IT DOESN'T TAKE an aerospace engineer, however, to figure out that Boeing is trying to save money by getting rid of its high-priced inspectors and asking other workers to take on more responsibility for the same pay. After a postmerger change in management and a historic financial loss in 1997 that had Wall Street screaming for blood, Boeing has made no bones about its intention to cut costs—a principle that when applied to employee benefits gave rise to the bitter engineers' strike. Plagued by production delays in recent years, the company is also trying to speed up the manufacturing process. To that end, it would help if builders didn't have to wait around for an inspector to come and approve every part.
But as management keeps telling workers that it wants to build planes "faster, cheaper, and better," workers like longtime toolmaker David Clay are saying, "All it's gotten is cheaper."

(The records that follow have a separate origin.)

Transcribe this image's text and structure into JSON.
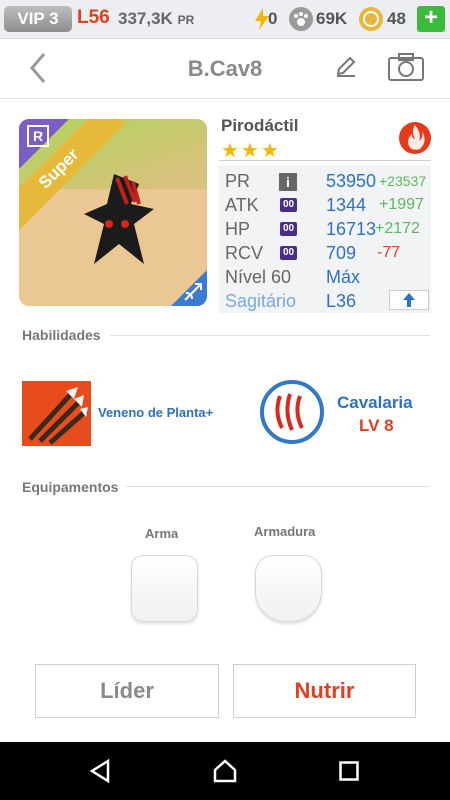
{
  "topbar": {
    "vip": "VIP 3",
    "level": "L56",
    "pr_value": "337,3K",
    "pr_unit": "PR",
    "energy": "0",
    "paws": "69K",
    "coins": "48",
    "plus_label": "+"
  },
  "header": {
    "title": "B.Cav8"
  },
  "monster": {
    "badge_rank": "R",
    "badge_tier": "Super",
    "name": "Pirodáctil",
    "stars": "★★★"
  },
  "stats": {
    "pr_label": "PR",
    "pr_value": "53950",
    "pr_bonus": "+23537",
    "atk_label": "ATK",
    "atk_chip": "00",
    "atk_value": "1344",
    "atk_bonus": "+1997",
    "hp_label": "HP",
    "hp_chip": "00",
    "hp_value": "16713",
    "hp_bonus": "+2172",
    "rcv_label": "RCV",
    "rcv_chip": "00",
    "rcv_value": "709",
    "rcv_bonus": "-77",
    "level_label": "Nível 60",
    "level_value": "Máx",
    "sign_label": "Sagitário",
    "sign_value": "L36",
    "info_glyph": "i"
  },
  "abilities": {
    "section": "Habilidades",
    "skill1_name": "Veneno de Planta+",
    "skill2_name": "Cavalaria",
    "skill2_level": "LV 8"
  },
  "equipment": {
    "section": "Equipamentos",
    "weapon_label": "Arma",
    "armor_label": "Armadura"
  },
  "buttons": {
    "leader": "Líder",
    "feed": "Nutrir"
  },
  "colors": {
    "accent_blue": "#2c72c4",
    "accent_red": "#e0401d",
    "bonus_green": "#5cb85c"
  }
}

The FAA is well aware of what Boeing is doing. In fact, since January of last year it has been monitoring a self-inspection program in two Boeing shops, the wire and fabrication shops in Everett, according to Seattle FAA spokesperson Kirsti Dunn. She puts the most palatable gloss on the changes. "The point is to promote ownership," she says. "You're building in quality rather than inspecting for quality." If nevertheless the FAA is not satisfied when it evaluates the program in July, Dunn says, it could require Boeing to revert totally back to the traditional inspection method.
Yet FAA supervision isn't necessarily reassuring. "Unfortunately, I think the FAA's record has shown that it is a handmaiden of the aerospace industry," says Jim Brunett, a transportation safety consultant in Arkansas and, from 1982 to 1988, chairperson of the National Transportation Safety Board, the federal agency that investigates airplane crashes. One recent example was the FAA's willingness to keep secret information about Boeing's troublesome 737 rudders, as revealed last month by The Seattle Times' Byron Acohido.

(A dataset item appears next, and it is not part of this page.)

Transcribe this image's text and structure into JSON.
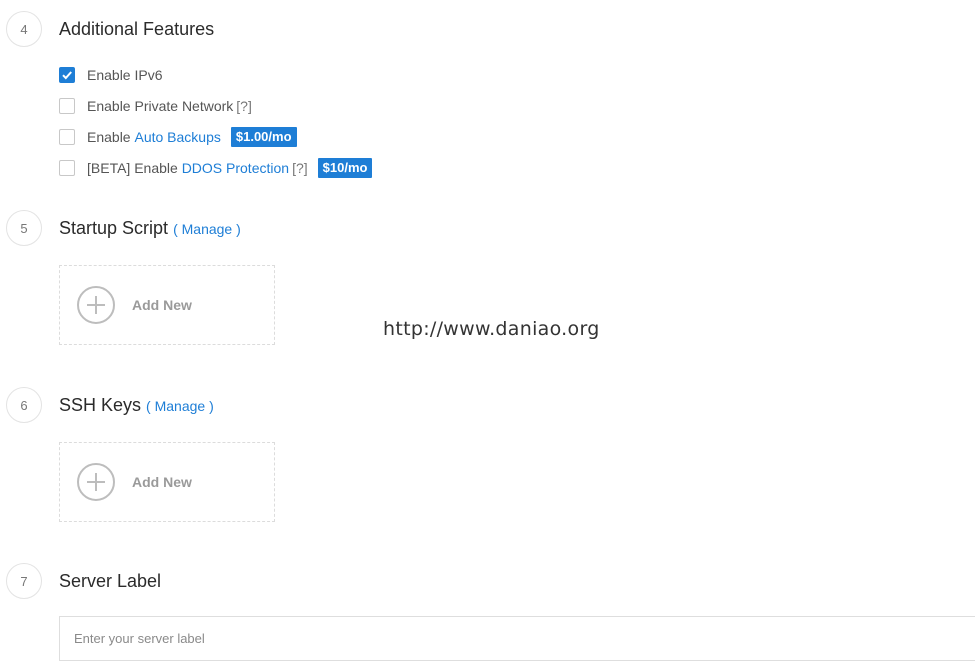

That Boeing has swallowed its American competitors hasn't helped the situation, Brunett suggests. "The danger we have now with one major aerospace manufacturer in the US, one that finds itself in competition with a foreign firm," he says, referring to the rivalry between America's Boeing and France's Airbus, "is that we've become a bit of a cheerleader. I hope that's not influencing [the FAA's] decision making."
Brunett himself, when told of Boeing's use of self-inspection, finds it "very disturbing. The idea of quality control means that there is some independent determination of quality." He says that must be done by staff who have a "completely different reporting channel" than the people who are doing the job to be inspected. For example, he says, when airlines bring their planes in for maintenance, quality-control inspectors who look over the work report to a different vice-president. "Not only is there different personnel, but a whole different administrative unit," he stresses. "In fact, regulations require it, and the failure to do that by some airlines has been identified as a cause of accidents."

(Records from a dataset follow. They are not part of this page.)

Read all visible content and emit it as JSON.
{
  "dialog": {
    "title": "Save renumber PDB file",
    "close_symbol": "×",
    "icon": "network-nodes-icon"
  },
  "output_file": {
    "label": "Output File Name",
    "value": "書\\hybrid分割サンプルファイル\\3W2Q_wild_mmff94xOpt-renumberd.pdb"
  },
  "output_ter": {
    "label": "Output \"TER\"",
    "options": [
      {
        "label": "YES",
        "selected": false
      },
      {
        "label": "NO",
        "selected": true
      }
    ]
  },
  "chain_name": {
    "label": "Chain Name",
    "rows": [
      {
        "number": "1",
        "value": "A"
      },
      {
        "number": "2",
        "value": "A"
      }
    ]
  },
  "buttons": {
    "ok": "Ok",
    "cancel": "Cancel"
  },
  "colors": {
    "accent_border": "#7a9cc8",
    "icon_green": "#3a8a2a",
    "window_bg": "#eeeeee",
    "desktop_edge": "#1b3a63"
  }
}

Perhaps self-inspection has already taken a toll. "Boeing has had a number of production problems over the last few years which have been significant enough to shake the FAA into an audit," notes David Evans, editor of the industry newsletter Air Safety Week. The FAA has finished the unusual production audit but won't make results public for several months.
Boeing inspector DuPaul insists that despite his concerns planes are still safe to fly—for now. "I don't think anybody's life is at stake at this point in time." He says workers are more worried about the future, as Boeing continues to extend self-inspection into critical areas.
Still, the consequences are so great that it's hard not to feel uneasy. As DuPaul says, "At 30,000 feet, you don't want things to start to go wrong."